Does the leopard change his spots? Will Mr. Justice Black be any different than candidate Black, who, according to the Mobile Register of August 15, 1926, backed by the Klan, had a walk away in his race to the Senatorial nomination ?
Likewise, the New York World said: With Alabama's most powerful political organization, the Klan, backing him, Hugo L. Black seems to have won the Senate nomination beyond a reasonable doubt. In Black, the Alabama Klan has a loyal and devoted friend.
The New York Times for August 9, 1926, said "Black has devoted part of his late campaigning to voicing opposition to Governor Al Smith in an effort to hold his part of the Klan's support.”
The Senator went on to say: From the time he came into the Senate, Mr. Black has been a leader against all efforts to pass an anti-lynching bill. Within two weeks, he moved to table my own motion to add this rider to a pending bill.
Following Justice Black's confirmation, amid public criticism triggered by a series of articles in the Pittsburgh Post-Gazette, Justice Black made a national radio speech on October 1, 1937, in which he admitted that he had at one time been a member of the Klan, but vigorously denied that he had ever subscribed to any of the principles of the Klan.
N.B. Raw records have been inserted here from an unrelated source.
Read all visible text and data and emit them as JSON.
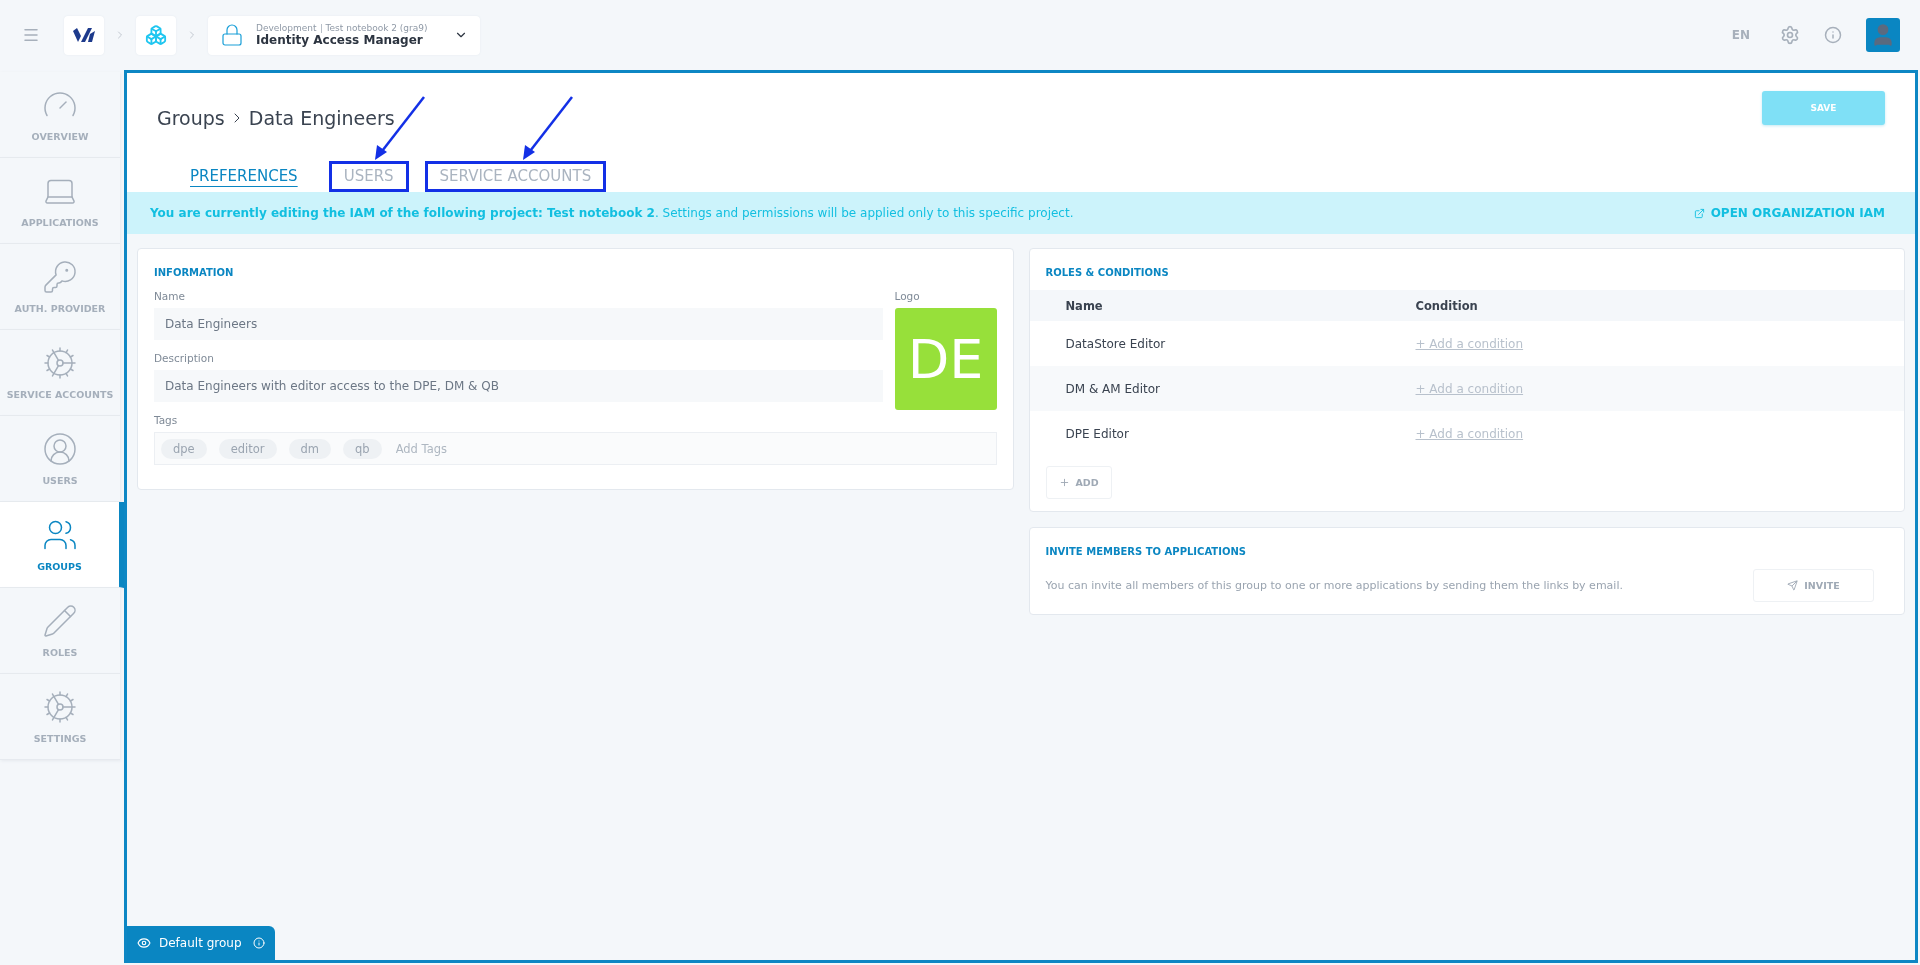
{
  "topbar": {
    "context": "Development",
    "project": "Test notebook 2 (gra9)",
    "app_title": "Identity Access Manager",
    "language": "EN"
  },
  "sidebar": {
    "items": [
      {
        "label": "OVERVIEW",
        "kind": "gauge",
        "selected": false
      },
      {
        "label": "APPLICATIONS",
        "kind": "laptop",
        "selected": false
      },
      {
        "label": "AUTH. PROVIDER",
        "kind": "key",
        "selected": false
      },
      {
        "label": "SERVICE ACCOUNTS",
        "kind": "gear",
        "selected": false
      },
      {
        "label": "USERS",
        "kind": "user",
        "selected": false
      },
      {
        "label": "GROUPS",
        "kind": "group",
        "selected": true
      },
      {
        "label": "ROLES",
        "kind": "pencil",
        "selected": false
      },
      {
        "label": "SETTINGS",
        "kind": "cogs",
        "selected": false
      }
    ]
  },
  "header": {
    "breadcrumb": [
      "Groups",
      "Data Engineers"
    ],
    "save": "SAVE"
  },
  "tabs": [
    {
      "label": "PREFERENCES",
      "selected": true,
      "highlighted": false
    },
    {
      "label": "USERS",
      "selected": false,
      "highlighted": true
    },
    {
      "label": "SERVICE ACCOUNTS",
      "selected": false,
      "highlighted": true
    }
  ],
  "banner": {
    "text": "**You are currently editing the IAM of the following project: Test notebook 2**. Settings and permissions will be applied only to this specific project.",
    "link": "OPEN ORGANIZATION IAM"
  },
  "information": {
    "title": "INFORMATION",
    "fields": [
      {
        "label": "Name",
        "value": "Data Engineers"
      },
      {
        "label": "Description",
        "value": "Data Engineers with editor access to the DPE, DM & QB"
      }
    ],
    "logo_label": "Logo",
    "logo_text": "DE",
    "tags_label": "Tags",
    "tags": [
      "dpe",
      "editor",
      "dm",
      "qb"
    ],
    "tags_placeholder": "Add Tags"
  },
  "roles": {
    "title": "ROLES & CONDITIONS",
    "columns": [
      "Name",
      "Condition"
    ],
    "rows": [
      {
        "name": "DataStore Editor",
        "condition": "+ Add a condition"
      },
      {
        "name": "DM & AM Editor",
        "condition": "+ Add a condition"
      },
      {
        "name": "DPE Editor",
        "condition": "+ Add a condition"
      }
    ],
    "add": "ADD"
  },
  "invite": {
    "title": "INVITE MEMBERS TO APPLICATIONS",
    "text": "You can invite all members of this group to one or more applications by sending them the links by email.",
    "button": "INVITE"
  },
  "footer_tab": {
    "label": "Default group"
  }
}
Now, the point I am trying to make, Judge, is that I am afraid when many of the people write articles and when many of the people make statements, they do in fact forget history. And I would hope that before these hearings are over, I can give you statements made by other members who are now on the Supreme Court of the United States that will be far, far more shocking than the remarks that have been made about Justice Hugo L. Black. And I would suggest that for many of those who will testify, who will testify against your nomination, they had better prepare themselves to admit that man in fact, in a changing social atmosphere, not only does logically and honestly change his mind, but he has to change his mind and he has to change it based on our society. I must admit that, and I have used it quite frequently, it is a very good thing they do, because we have had to pull an awful lot of people kicking and screaming into the twentieth century:
Justice Carswell, there was some conversation yesterday about the case of Ida Phillips v. The Martin Marietta Corporation. You did not hear that case, did you !
Judge CARSWELL. I don't recall the particular case at the moment, Senator. Could you give me a little bit better reading on it?
Senator Cook. It was a case that was heard before Judge—is it Gewin?
Judge CARSWELL. Judge Gewin.
Senator Cook. It says "The petition for rehearing is denied and the Court having been polled at the request of one of the members